So it'll be 1:1, so let's have a third?
Nope, that won't happen. The next referendum has to be decisive, we're talking nearly 2/3rds majority - to make it "much more democratic" than the original democratic election.
So, we're in for the long haul. Expect all manner of lovely pro-European stories in the press in the coming months to bring it on.
Like every Thursday, it's been a busy teaching day for me. It ended with one of my students asking me what's going on today in the British Parliament. I got home and looked at the BBC website but there's not much concise.
Would be grateful for a summary.
How many resignations? Who's resigned? Have they all resigned for the same reason, and what reason is that? Will there be more resignations? Who benefits from all of this? What's going to happen next?
I will be grateful for official narrative answers as well as personal feelings from all political viewpoints.
There are plenty of reasons why we should be a team low on confidence and any of the following could have seen us throw in the towel:
Losing our unbeaten home run (DDDD), and run of three unbeaten (DDd) the week before. Playing against a recently relegated premier league team whose previous home fixture was a 3:0 win Going one nil down with an own goal in the first 10 minutes. Losing a half-time lead on consecutive weekends to a wonder goal scored by former town player.
But we didn't throw in the towel - we pressed and won it.
Yes, we had the rub of the green by the looks of the highlights, but after the bad luck we've had this season we were due a bit of good fortune. Fortune favours the brave, and we didn't give in.
That suggests a team with a lot more mettle than some of us have been giving them credit for.
Well down Town Well down travelling fans. Well done Paul Hurst.
Last summer we spent a fantastic holiday in Tamil Nadu / Kerala in India despite it being the tail end of the monsoon.
This year we're seriously considering Turkey.
Here's the wish list:

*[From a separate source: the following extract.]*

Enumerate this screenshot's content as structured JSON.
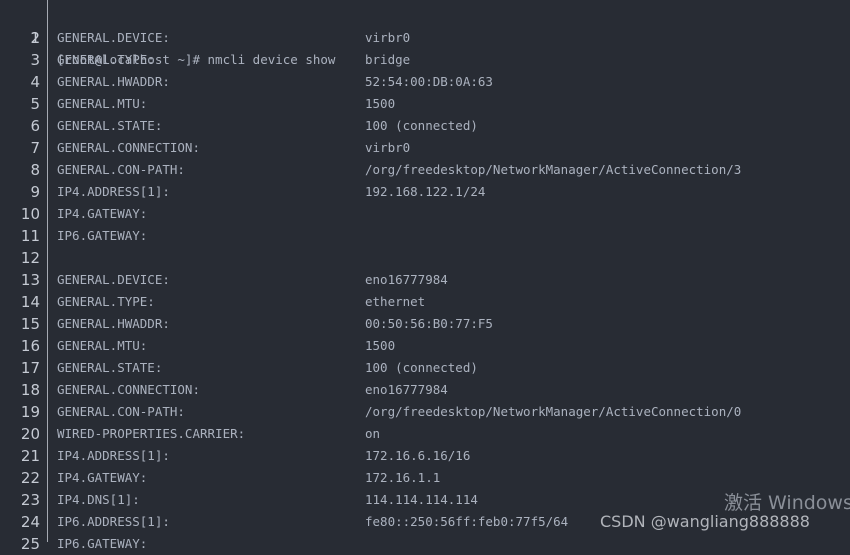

4 weeks food countryside (esp. mountains and cultural ruins) culture photography some time near water (beach or lake - but away from hoards of tourists - essential) generally happy to holiday on the cheap with a weekly splurge on an activity like a hot air balloon, fantastic meal, jeep trip etc.
Anybody been in August? Any do and don'ts I should know about? All comments welcome.